Charles Seife, Proofiness: The Dark Arts of Mathematical Deception (New York: Viking Adult, 2010), 304 pp., $25.95.
Chafe though we might at our helplessness, even the most abrasive cynics cannot avoid relying on various species of experts--economists or oncologists or climatologists or ...--in forming opinions. The world is just too complex to decode it on our own. And as the world has grown evermore complicated, there has been a corresponding surge in demand for metaexpertise--for those who promise to guide us through the intellectual labyrinth, distinguishing the snake-oil salesmen from the fact profferers. Of course, just because we want something does not mean that it exists. But it is a good bet that people will pop up claiming they can deliver the answers gift wrapped tomorrow morning.
Thank goodness, it would seem then, that there are three new books by accomplished journalists David Freedman, Kathryn Schulz and Charles Seife to help us laymen figure out who is engaging in trickery-by-data-distortion and who not, so we can all better decode whom and what to trust.
I am often pigeonholed as an "expert on experts" because I have a long-standing interest in the (rather large) gaps between the confidence of political pundits and their forecasting accuracy. In reviewing these books by experts on experts, one could say I have morphed into an even-higher life form: an expert on "experts on experts."
Before ascending further on the Great Ladder of Being (all it would take is for a blogger to review this review--and for me to reply--to move up to Rung Number Five), I had better stop the infinite regress. Why not start by asking: How much traction can we get from heeding these authors' advice in coping with that recurring challenge of modern existence--separating the wheat from the chaff?

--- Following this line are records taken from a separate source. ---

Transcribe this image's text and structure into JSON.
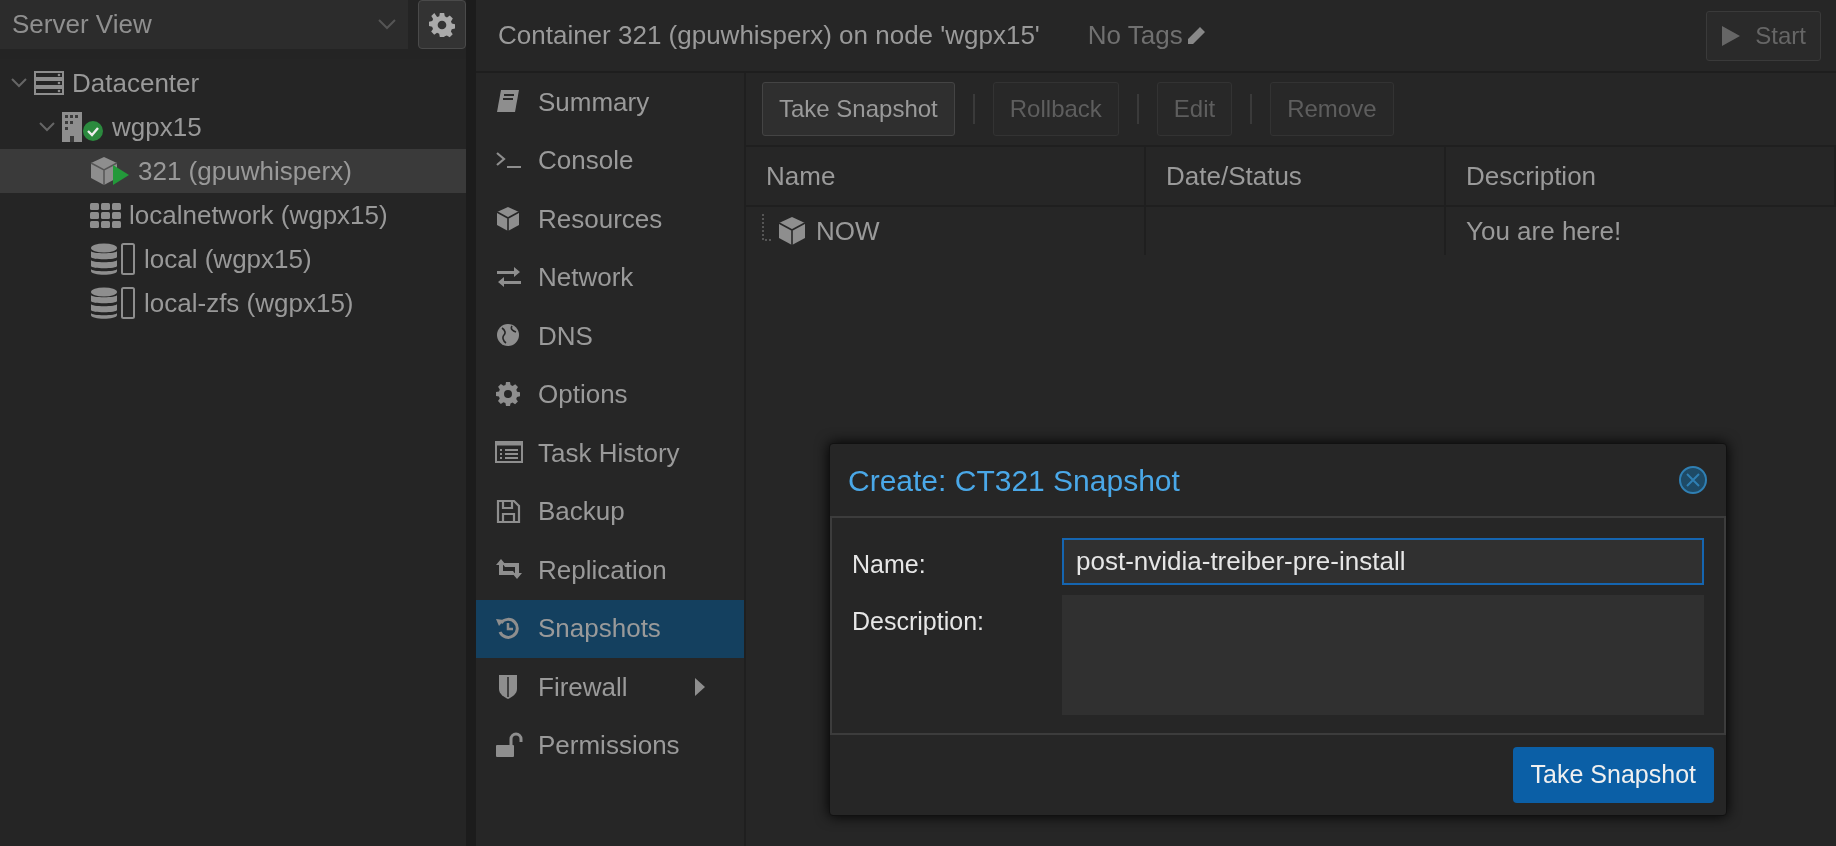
{
  "resource_panel": {
    "view_selector": {
      "value": "Server View"
    },
    "tree": [
      {
        "kind": "datacenter",
        "label": "Datacenter",
        "expanded": true,
        "selected": false,
        "children": [
          {
            "kind": "node",
            "label": "wgpx15",
            "expanded": true,
            "selected": false,
            "online": true,
            "children": [
              {
                "kind": "container",
                "label": "321 (gpuwhisperx)",
                "selected": true,
                "running": true
              },
              {
                "kind": "sdn",
                "label": "localnetwork (wgpx15)",
                "selected": false
              },
              {
                "kind": "storage",
                "label": "local (wgpx15)",
                "selected": false
              },
              {
                "kind": "storage",
                "label": "local-zfs (wgpx15)",
                "selected": false
              }
            ]
          }
        ]
      }
    ]
  },
  "header": {
    "title": "Container 321 (gpuwhisperx) on node 'wgpx15'",
    "tags": "No Tags",
    "start_button": {
      "label": "Start",
      "disabled": true
    }
  },
  "nav": [
    {
      "kind": "summary",
      "label": "Summary",
      "selected": false
    },
    {
      "kind": "console",
      "label": "Console",
      "selected": false
    },
    {
      "kind": "resources",
      "label": "Resources",
      "selected": false
    },
    {
      "kind": "network",
      "label": "Network",
      "selected": false
    },
    {
      "kind": "dns",
      "label": "DNS",
      "selected": false
    },
    {
      "kind": "options",
      "label": "Options",
      "selected": false
    },
    {
      "kind": "tasks",
      "label": "Task History",
      "selected": false
    },
    {
      "kind": "backup",
      "label": "Backup",
      "selected": false
    },
    {
      "kind": "replication",
      "label": "Replication",
      "selected": false
    },
    {
      "kind": "snapshots",
      "label": "Snapshots",
      "selected": true
    },
    {
      "kind": "firewall",
      "label": "Firewall",
      "selected": false,
      "has_submenu": true
    },
    {
      "kind": "permissions",
      "label": "Permissions",
      "selected": false
    }
  ],
  "toolbar": [
    {
      "label": "Take Snapshot",
      "disabled": false
    },
    {
      "label": "Rollback",
      "disabled": true
    },
    {
      "label": "Edit",
      "disabled": true
    },
    {
      "label": "Remove",
      "disabled": true
    }
  ],
  "table": {
    "columns": [
      "Name",
      "Date/Status",
      "Description"
    ],
    "rows": [
      {
        "name": "NOW",
        "description": "You are here!"
      }
    ]
  },
  "dialog": {
    "title": "Create: CT321 Snapshot",
    "fields": [
      {
        "kind": "text",
        "label": "Name:",
        "value": "post-nvidia-treiber-pre-install",
        "focused": true
      },
      {
        "kind": "textarea",
        "label": "Description:",
        "focused": false
      }
    ],
    "submit": "Take Snapshot"
  }
}
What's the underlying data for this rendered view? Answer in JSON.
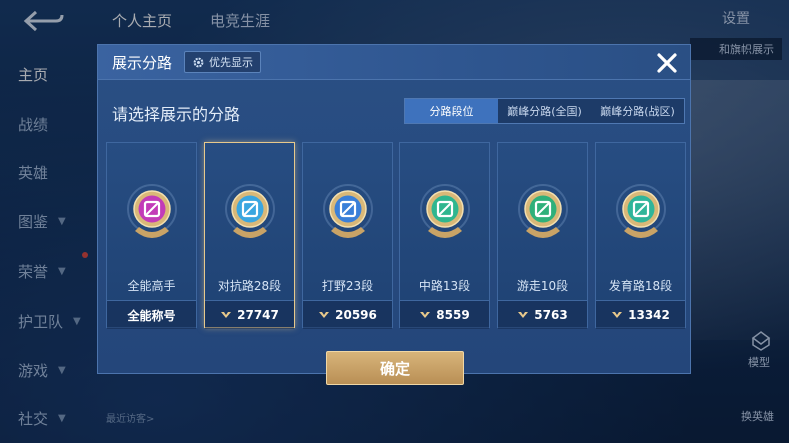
{
  "top_bar": {
    "tabs": [
      "个人主页",
      "电竞生涯"
    ],
    "settings_label": "设置",
    "right_button_label": "和旗帜展示"
  },
  "sidebar": {
    "items": [
      {
        "label": "主页",
        "has_chevron": false
      },
      {
        "label": "战绩",
        "has_chevron": false
      },
      {
        "label": "英雄",
        "has_chevron": false
      },
      {
        "label": "图鉴",
        "has_chevron": true
      },
      {
        "label": "荣誉",
        "has_chevron": true
      },
      {
        "label": "护卫队",
        "has_chevron": true
      },
      {
        "label": "游戏",
        "has_chevron": true
      },
      {
        "label": "社交",
        "has_chevron": true
      }
    ]
  },
  "dialog": {
    "title": "展示分路",
    "priority_label": "优先显示",
    "subtitle": "请选择展示的分路",
    "tabs": [
      "分路段位",
      "巅峰分路(全国)",
      "巅峰分路(战区)"
    ],
    "active_tab": 0,
    "cards": [
      {
        "label": "全能高手",
        "stat": "全能称号",
        "has_medal": false,
        "color": "#c23bb8"
      },
      {
        "label": "对抗路28段",
        "stat": "27747",
        "has_medal": true,
        "color": "#3aa6e0"
      },
      {
        "label": "打野23段",
        "stat": "20596",
        "has_medal": true,
        "color": "#3a7fd8"
      },
      {
        "label": "中路13段",
        "stat": "8559",
        "has_medal": true,
        "color": "#2fb68f"
      },
      {
        "label": "游走10段",
        "stat": "5763",
        "has_medal": true,
        "color": "#2fb07a"
      },
      {
        "label": "发育路18段",
        "stat": "13342",
        "has_medal": true,
        "color": "#2fb59a"
      }
    ],
    "selected_card": 1,
    "confirm_label": "确定"
  },
  "bottom": {
    "visitors_label": "最近访客>",
    "model_label": "模型",
    "swap_label": "换英雄"
  },
  "colors": {
    "accent_gold": "#e7c98c",
    "tab_active": "#3e72bd",
    "confirm": "#c9a366"
  }
}
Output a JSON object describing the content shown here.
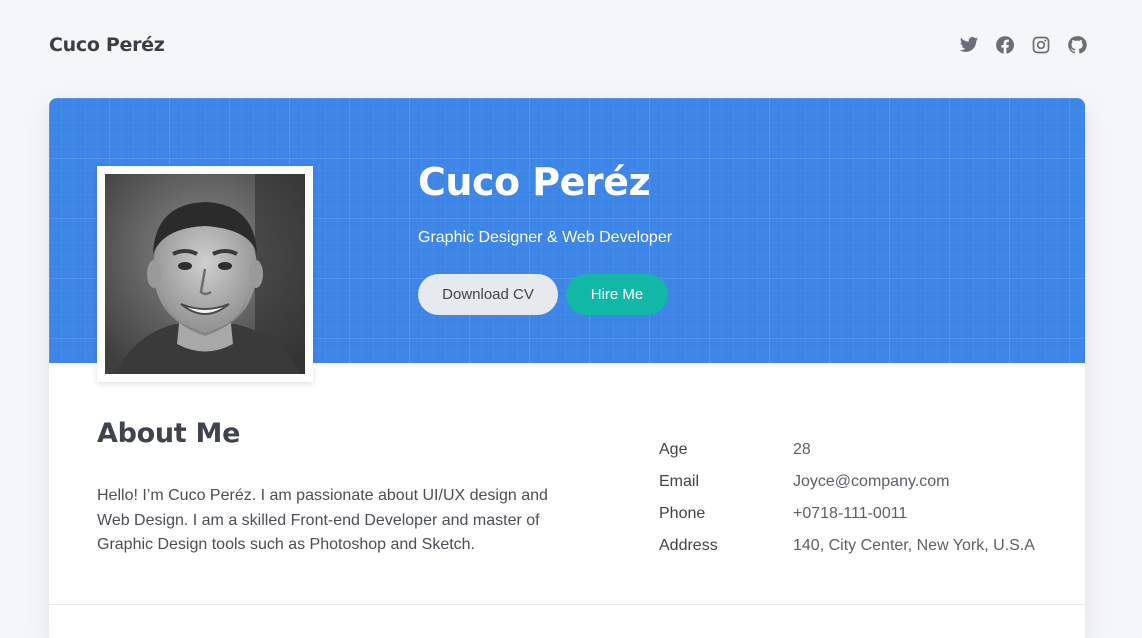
{
  "header": {
    "brand": "Cuco Peréz",
    "socials": [
      {
        "icon": "twitter-icon"
      },
      {
        "icon": "facebook-icon"
      },
      {
        "icon": "instagram-icon"
      },
      {
        "icon": "github-icon"
      }
    ]
  },
  "hero": {
    "name": "Cuco Peréz",
    "role": "Graphic Designer & Web Developer",
    "download_label": "Download CV",
    "hire_label": "Hire Me"
  },
  "about": {
    "title": "About Me",
    "text": "Hello! I’m Cuco Peréz. I am passionate about UI/UX design and Web Design. I am a skilled Front-end Developer and master of Graphic Design tools such as Photoshop and Sketch.",
    "info": [
      {
        "label": "Age",
        "value": "28"
      },
      {
        "label": "Email",
        "value": "Joyce@company.com"
      },
      {
        "label": "Phone",
        "value": "+0718-111-0011"
      },
      {
        "label": "Address",
        "value": "140, City Center, New York, U.S.A"
      }
    ]
  },
  "colors": {
    "hero_blue": "#3d86e8",
    "accent_teal": "#12b8a6",
    "page_bg": "#f5f6f8"
  }
}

Each author offers what appear to be sensible, sometimes deeply insightful, guidelines. Seife warns us in Proofiness about how easily we can be seduced by an assortment of specious statistical arguments--and about the hazards of Potemkin numbers that give weak arguments an aura of credibility. He notes especially that we are never more vulnerable to this sort of "proofiness" than when false claims of precision cut along convenient ideological lines. In essence, when experts' sureties affirm our own beliefs (Democratic, Republican or otherwise), we are quick to take them on faith.
But we should be wary of almost all "facts" delivered to us (whether they jibe with our vision of reality or not), for as David Freedman documents in Wrong, experts know a lot less than they claim--and that this is, as Marxists were fond of saying, no accident. There are such powerful and perverse institutional incentives for experts to overclaim the validity of their data and their conclusions, we should not be shocked that many ambitious scientists succumb to the I-have-figured-out-all-the-answers temptation (indeed, the surprising thing is perhaps that so many resist the siren calls of media acclaim).
And Schulz explores in her own subtly seductive way the experience of "Being Wrong"; why it is so hard to admit error but how, with the help of brilliant philosophers and clever perceptual illusions, we might learn to stop taking ourselves so damned seriously and embrace William James's liberating insight: "Our errors are surely not such awfully solemn things. In a world where we are so certain to incur them in spite of all our caution, a certain lightness of heart seems healthier than this excessive nervousness on their behalf."
It is hard to argue with writers as attractively open-minded as this threesome--and I …